Information prepared by the Project Gutenberg legal advisor turning went on her way. "Keep your eyes on your money. In the smoking car there was a man who had just invited Tom to go on a fishing trip to Sandusky Bay. going out of his town to meet the adventure of life. End of Project Gutenberg text of Winesburg.rying through the streets on a summer evening and holding a torch in his hand." Tom Willard had said. although he knew George well and knew on what adventure he was just setting out. He stayed that way for a long time and when he aroused himself and again looked out of the car window the town of Winesburg had disappeared and his life there had become but a background on which to paint the dreams of his manhood. "Be a sharp one.net/ . the seri. began to think but he did not think of anything very big or dramatic. That's the ticket. Things like his mother's death.ter of his behavior when he got to the city. The young man. Ohio Winesburg. the uncertainty of his future life in the city. With the recollection of little things occupying his mind he closed his eyes and leaned back in the car seat. Helen White standing by a window in the Winesburg post office and put. The young man's mind was carried away by his growing passion for dreams. Almost the last words his father had said to him concerned the mat.tation and talk over details. Tom had seen a thousand George Willards go out of their towns to the city. He wanted to accept the invi. Ohio by Sherwood Anderson A free ebook from http://manybooks. Be awake. grinned and.ing boards through the main street of his town in the morning. made no comment. It was a commonplace enough incident with him.ous and larger aspects of his life did not come into his mind. George glanced up and down the car to be sure no one was looking. who had once stayed overnight at his father's hotel. He thought of little things--Turk Smollet wheel.ting a stamp on an envelope. then took out his pocketbook and counted his money. beautifully gowned. When the train started Tom Little punched his ticket. His mind was occupied with a desire not to appear green." After George counted his money he looked out of the window and was surprised to see that the train was still in Winesburg. One looking at him would not have thought him particularly sharp. Butch Wheeler the lamp lighter of Winesburg hur. He scampered hurriedly aboard. a tall woman. Helen White came running along Main Street hoping to have a parting word with him. 96 When the train came into the station George felt relieved.
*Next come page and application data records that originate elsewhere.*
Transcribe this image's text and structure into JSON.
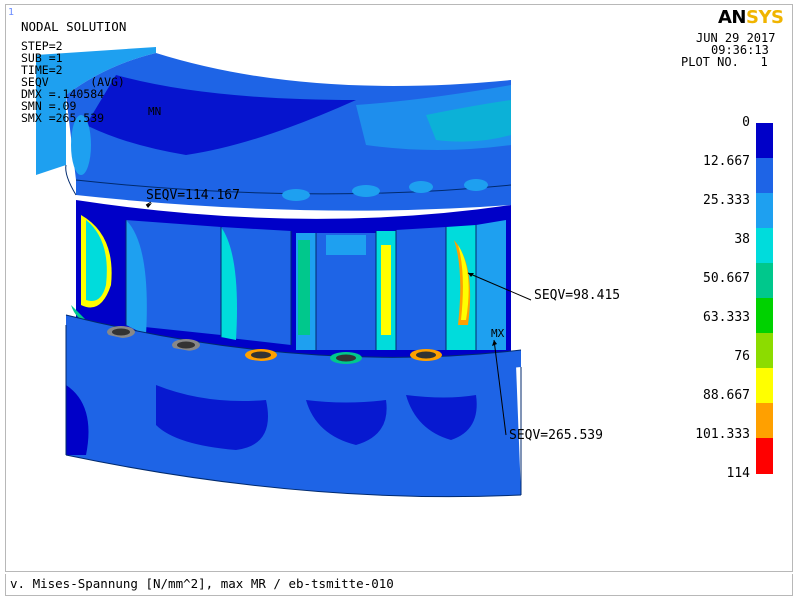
{
  "window_number": "1",
  "header": {
    "title": "NODAL SOLUTION",
    "lines": [
      "STEP=2",
      "SUB =1",
      "TIME=2",
      "SEQV      (AVG)",
      "DMX =.140584",
      "SMN =.09",
      "SMX =265.539"
    ]
  },
  "logo": {
    "part1": "AN",
    "part2": "SYS",
    "color1": "#000000",
    "color2": "#f0b400"
  },
  "date_block": {
    "date": "JUN 29 2017",
    "time": "09:36:13",
    "plot_no": "PLOT NO.   1"
  },
  "legend": {
    "labels": [
      "0",
      "12.667",
      "25.333",
      "38",
      "50.667",
      "63.333",
      "76",
      "88.667",
      "101.333",
      "114"
    ],
    "colors": [
      "#0000c8",
      "#1e64e6",
      "#1ea0f0",
      "#00dcdc",
      "#00c88c",
      "#00d200",
      "#8cdc00",
      "#ffff00",
      "#ffa000",
      "#ff0000"
    ]
  },
  "annotations": {
    "seqv_top": "SEQV=114.167",
    "seqv_right": "SEQV=98.415",
    "seqv_max": "SEQV=265.539",
    "mx": "MX",
    "mn": "MN"
  },
  "caption": "v. Mises-Spannung [N/mm^2], max MR / eb-tsmitte-010"
}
Don't let anyone think you're a greenhorn. his departure from Winesburg. but he had found a seat and did not see her.

Sign up to vote on this title
UsefulNot useful